Press "Enter" to skip to content

Review: On the Basis of Sex (2018)

On the Basis of Sex (2018)

Directed by: Mimi Leder

Premise: Based on true events. Ruth Bader Ginsburg (Felicity Jones) attends law school and establishes herself as an educator and an activist for gender equality. She represents the plaintiff in Moritz v. Commissioner of Internal Revenue, a case of sex discrimination against a man.

What Works: On the Basis of Sex is an enjoyable legal drama. The film hits all the right notes to satisfy the kind of crowd pleasing entertainment it’s intended to be and the anticipated audience, especially those who buy “Notorious RBG” merchandise, ought to get what they want from it. Many of the best scenes in On the Basis of Sex are its personal moments. Felicity Jones stars as Ruth Bader Ginsburg and Armie Hammer plays her husband Martin. Their relationship forms the emotional core of the story and Jones and Hammer have a likable romantic chemistry. Cailee Spaeny is cast as the Ginsburg’s teenage daughter Jane and the parent-child conflicts feel authentic. There is an interesting tension between daughter and mother; the film takes place in the 1970s and Jane is caught up in the second wave feminist movement. Jane’s passion for justice is frustrated with her mother’s more legal oriented mindset. The trajectory of the daughter-mother relationship gives the home life some substance and ties the domestic scenes with the main legal plot. Felicity Jones is quite good as Ruth Bader Ginsburg. She captures the voice and posture of a familiar public figure and makes her accessible. She’s also quite witty, especially when confronted with sexism, in a way that makes Bader Ginsburg a likeable protagonist.
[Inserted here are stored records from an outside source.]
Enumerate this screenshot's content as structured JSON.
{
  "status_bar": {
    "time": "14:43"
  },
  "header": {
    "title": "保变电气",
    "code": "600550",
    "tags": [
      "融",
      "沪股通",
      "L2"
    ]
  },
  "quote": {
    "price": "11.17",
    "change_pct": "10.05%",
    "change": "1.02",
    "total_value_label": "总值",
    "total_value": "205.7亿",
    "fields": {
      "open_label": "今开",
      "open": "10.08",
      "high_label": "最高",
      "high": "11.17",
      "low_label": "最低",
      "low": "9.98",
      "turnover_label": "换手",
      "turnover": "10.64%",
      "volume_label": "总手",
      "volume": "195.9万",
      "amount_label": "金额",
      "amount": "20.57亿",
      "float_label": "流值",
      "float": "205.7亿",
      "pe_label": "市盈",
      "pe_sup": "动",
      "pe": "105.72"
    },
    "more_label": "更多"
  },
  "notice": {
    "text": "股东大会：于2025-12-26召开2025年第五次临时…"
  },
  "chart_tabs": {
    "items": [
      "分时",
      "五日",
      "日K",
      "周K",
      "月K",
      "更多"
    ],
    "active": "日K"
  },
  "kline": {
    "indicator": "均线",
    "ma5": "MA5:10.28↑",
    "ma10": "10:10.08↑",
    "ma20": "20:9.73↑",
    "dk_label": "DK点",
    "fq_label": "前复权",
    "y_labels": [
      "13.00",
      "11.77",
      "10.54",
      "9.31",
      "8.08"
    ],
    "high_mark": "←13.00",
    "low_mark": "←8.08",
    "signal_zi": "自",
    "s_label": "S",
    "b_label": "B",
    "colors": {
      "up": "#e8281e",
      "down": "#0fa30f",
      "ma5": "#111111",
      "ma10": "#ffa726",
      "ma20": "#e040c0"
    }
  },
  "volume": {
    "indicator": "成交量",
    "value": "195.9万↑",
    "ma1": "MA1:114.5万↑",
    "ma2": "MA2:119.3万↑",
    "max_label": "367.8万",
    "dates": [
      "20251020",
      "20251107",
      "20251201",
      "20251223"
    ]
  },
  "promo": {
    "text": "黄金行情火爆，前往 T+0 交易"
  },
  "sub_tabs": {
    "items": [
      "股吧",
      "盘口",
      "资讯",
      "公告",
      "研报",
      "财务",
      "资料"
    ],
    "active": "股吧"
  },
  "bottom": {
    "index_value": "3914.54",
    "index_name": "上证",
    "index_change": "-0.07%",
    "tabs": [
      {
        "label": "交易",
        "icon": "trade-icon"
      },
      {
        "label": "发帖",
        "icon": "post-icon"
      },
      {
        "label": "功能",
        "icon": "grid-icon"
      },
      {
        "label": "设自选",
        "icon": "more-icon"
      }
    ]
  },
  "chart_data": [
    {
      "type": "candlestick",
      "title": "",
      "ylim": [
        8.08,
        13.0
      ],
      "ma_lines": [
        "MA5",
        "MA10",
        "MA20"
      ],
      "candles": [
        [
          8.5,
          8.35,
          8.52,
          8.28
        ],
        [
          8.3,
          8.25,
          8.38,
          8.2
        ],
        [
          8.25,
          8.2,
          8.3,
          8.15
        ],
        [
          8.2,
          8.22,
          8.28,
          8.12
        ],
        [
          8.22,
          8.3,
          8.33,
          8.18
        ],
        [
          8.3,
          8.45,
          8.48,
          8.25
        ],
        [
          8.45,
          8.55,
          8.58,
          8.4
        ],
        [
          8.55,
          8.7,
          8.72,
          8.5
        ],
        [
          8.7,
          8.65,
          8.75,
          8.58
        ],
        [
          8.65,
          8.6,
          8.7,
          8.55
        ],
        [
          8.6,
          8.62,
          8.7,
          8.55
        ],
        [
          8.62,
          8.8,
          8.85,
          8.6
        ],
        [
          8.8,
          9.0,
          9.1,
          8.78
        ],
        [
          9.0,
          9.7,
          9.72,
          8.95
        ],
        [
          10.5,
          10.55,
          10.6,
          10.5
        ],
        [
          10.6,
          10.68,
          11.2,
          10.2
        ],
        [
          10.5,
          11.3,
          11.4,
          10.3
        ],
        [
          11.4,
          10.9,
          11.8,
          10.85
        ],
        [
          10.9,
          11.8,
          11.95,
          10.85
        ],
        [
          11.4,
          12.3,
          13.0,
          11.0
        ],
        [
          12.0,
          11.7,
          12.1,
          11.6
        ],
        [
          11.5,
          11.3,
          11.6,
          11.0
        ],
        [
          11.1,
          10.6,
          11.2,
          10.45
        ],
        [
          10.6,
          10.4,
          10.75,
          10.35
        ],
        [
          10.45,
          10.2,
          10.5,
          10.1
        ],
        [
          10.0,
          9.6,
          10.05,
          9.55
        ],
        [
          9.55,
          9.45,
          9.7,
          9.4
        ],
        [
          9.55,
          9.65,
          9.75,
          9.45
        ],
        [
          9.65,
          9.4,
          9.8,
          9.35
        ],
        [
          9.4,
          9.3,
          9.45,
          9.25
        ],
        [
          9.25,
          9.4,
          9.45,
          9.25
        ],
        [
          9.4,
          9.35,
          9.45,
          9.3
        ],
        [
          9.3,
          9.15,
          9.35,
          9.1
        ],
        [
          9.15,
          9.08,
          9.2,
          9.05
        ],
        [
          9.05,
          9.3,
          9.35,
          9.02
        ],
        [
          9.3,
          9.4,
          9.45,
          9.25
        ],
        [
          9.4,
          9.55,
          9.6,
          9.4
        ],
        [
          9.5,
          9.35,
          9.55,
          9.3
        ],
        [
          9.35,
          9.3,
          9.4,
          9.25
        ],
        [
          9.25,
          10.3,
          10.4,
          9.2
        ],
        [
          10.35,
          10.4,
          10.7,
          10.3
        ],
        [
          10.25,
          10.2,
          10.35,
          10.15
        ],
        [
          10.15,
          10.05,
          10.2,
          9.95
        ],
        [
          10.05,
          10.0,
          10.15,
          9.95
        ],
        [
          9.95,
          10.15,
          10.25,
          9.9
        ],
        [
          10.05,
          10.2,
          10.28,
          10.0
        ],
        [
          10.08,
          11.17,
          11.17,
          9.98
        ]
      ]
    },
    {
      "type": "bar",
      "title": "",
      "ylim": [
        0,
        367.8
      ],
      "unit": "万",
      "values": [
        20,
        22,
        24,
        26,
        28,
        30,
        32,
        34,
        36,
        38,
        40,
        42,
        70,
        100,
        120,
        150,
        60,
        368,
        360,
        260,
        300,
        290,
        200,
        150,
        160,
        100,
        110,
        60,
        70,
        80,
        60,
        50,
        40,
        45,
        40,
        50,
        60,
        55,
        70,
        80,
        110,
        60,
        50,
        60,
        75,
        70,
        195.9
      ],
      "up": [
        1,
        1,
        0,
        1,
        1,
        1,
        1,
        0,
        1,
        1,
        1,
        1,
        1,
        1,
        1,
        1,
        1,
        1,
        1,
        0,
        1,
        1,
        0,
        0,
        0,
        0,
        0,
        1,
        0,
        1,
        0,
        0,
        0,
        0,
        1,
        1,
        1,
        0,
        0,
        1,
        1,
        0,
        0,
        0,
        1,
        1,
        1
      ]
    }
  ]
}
What Doesn’t: On the Basis of Sex is a bland and generally unchallenging biographical story. It smartly highlights a particular segment of Bader Ginsburg’s life and career but as a legal drama it is rather generic. There is little here that is really challenging. Sexism is generally presented as the fault of devious, backward men, embodied by Erwin Griswold, played by Sam Waterston. Griswold was the Dean of Harvard Law School during Bader Ginsburg’s time there and he was later Solicitor General of the United States during the Moritz case. As played by Waterston, Griswold comes across as a mustache twirling villain and that is the way in which On the Basis of Sex approaches sexism and gender discrimination. It’s all very obvious and trite.

Bottom Line: On the Basis of Sex is an average legal drama. The film tells its story competently and it will play to its intended audience but On the Basis of Sex doesn’t do anything especially interesting either as a biography or as a legal story.

Episode: #735 (January 27, 2019)